December 16 marks what was once known in South Africa as the Day of the Vow, commemorating the Battle of Blood River in 1838, when a group of Afrikaans-speaking Voortrekkers under Andreas Pretorius and Sarel Cilliers defeated a Zulu army under Dingane, thereby opening up the interior to Afrikaner settlement. The story goes that Pretorius and Cilliers led their people in making a public vow to God that if he would grant them victory, they would consecrate and forever honor the day. December 16 thereafter became a powerful symbol of Afrikaner nationalism. One can visit the Church of the Vow in Pietermaritzburg, a reconstructed laager at the Blood River site, and most impressive of all the Voortrekker Monument in Pretoria, where on December 16 at noon a shaft of light beams down onto the cenotaph, on which is inscribed “Ons vir jou Suid-Afrika” (“We for you, South Africa,” the final line of the first stanza of “Die Stem“).

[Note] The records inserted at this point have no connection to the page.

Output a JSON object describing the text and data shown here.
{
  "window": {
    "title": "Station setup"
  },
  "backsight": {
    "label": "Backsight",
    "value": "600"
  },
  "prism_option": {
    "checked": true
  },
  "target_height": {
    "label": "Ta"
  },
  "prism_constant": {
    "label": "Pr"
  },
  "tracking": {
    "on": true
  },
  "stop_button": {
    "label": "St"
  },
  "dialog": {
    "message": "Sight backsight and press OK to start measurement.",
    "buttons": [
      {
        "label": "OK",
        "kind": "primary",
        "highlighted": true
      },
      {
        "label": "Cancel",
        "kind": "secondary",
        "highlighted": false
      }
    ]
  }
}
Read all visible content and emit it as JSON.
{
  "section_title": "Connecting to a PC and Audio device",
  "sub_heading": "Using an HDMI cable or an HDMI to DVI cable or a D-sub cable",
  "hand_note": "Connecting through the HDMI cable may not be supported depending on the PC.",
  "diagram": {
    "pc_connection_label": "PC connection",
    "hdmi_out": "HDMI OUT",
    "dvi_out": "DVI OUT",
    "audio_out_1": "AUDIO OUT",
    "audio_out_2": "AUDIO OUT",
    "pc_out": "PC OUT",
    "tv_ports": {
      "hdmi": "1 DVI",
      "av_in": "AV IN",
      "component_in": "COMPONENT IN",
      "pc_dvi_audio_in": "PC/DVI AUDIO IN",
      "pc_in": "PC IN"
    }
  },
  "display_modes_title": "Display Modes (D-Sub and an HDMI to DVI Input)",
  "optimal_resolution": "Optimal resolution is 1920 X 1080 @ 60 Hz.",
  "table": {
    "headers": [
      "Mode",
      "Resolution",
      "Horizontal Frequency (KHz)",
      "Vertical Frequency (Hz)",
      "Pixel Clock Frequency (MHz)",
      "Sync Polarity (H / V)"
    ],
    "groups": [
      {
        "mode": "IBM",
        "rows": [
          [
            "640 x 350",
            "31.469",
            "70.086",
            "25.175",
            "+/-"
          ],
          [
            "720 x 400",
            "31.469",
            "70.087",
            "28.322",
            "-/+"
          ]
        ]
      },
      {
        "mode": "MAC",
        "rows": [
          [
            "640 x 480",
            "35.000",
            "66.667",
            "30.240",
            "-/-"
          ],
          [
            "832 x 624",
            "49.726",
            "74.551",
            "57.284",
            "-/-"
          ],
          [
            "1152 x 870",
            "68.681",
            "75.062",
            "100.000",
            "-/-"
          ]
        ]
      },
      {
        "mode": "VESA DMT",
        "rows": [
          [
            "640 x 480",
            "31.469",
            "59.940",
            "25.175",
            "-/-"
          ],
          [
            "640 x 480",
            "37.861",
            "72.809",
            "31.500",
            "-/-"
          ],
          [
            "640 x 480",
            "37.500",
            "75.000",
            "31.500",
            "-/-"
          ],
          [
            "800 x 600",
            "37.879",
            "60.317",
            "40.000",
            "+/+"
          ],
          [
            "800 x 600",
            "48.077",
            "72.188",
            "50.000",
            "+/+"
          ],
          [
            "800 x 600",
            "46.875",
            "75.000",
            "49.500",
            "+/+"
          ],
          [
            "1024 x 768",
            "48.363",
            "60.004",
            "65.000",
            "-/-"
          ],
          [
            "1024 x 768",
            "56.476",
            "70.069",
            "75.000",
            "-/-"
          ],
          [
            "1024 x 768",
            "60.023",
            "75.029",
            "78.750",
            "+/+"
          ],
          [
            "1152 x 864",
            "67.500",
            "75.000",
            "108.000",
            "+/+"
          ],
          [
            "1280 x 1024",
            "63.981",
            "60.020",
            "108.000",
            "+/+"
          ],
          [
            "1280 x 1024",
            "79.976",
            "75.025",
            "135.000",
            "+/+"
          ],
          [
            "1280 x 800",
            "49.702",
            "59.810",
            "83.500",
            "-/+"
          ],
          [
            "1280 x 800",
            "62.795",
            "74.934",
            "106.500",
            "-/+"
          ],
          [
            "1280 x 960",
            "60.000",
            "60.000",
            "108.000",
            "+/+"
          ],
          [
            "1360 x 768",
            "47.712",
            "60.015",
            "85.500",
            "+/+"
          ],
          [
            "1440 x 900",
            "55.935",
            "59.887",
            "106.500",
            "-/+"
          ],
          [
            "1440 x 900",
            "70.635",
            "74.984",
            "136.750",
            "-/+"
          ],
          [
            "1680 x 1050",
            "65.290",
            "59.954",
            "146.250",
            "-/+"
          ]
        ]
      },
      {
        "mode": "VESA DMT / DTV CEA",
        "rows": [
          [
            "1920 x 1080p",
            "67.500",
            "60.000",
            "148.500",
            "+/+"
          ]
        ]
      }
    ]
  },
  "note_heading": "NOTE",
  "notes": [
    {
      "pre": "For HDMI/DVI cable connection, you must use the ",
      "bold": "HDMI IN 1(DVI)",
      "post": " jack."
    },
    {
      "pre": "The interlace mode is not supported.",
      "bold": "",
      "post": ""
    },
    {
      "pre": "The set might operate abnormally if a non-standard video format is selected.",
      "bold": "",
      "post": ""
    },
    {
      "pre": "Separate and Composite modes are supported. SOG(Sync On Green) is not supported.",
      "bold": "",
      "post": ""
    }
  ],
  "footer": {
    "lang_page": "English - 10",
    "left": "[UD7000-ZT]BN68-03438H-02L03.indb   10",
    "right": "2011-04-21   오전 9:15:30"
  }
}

Needless to say all this has been rather dodgy since 1994, but the ANC does not appear willing to knock down the Voortrekker Monument any time soon. The Blood River site now features a number of exhibits from the Zulu perspective. The Day of the Vow is now the Day of Reconciliation.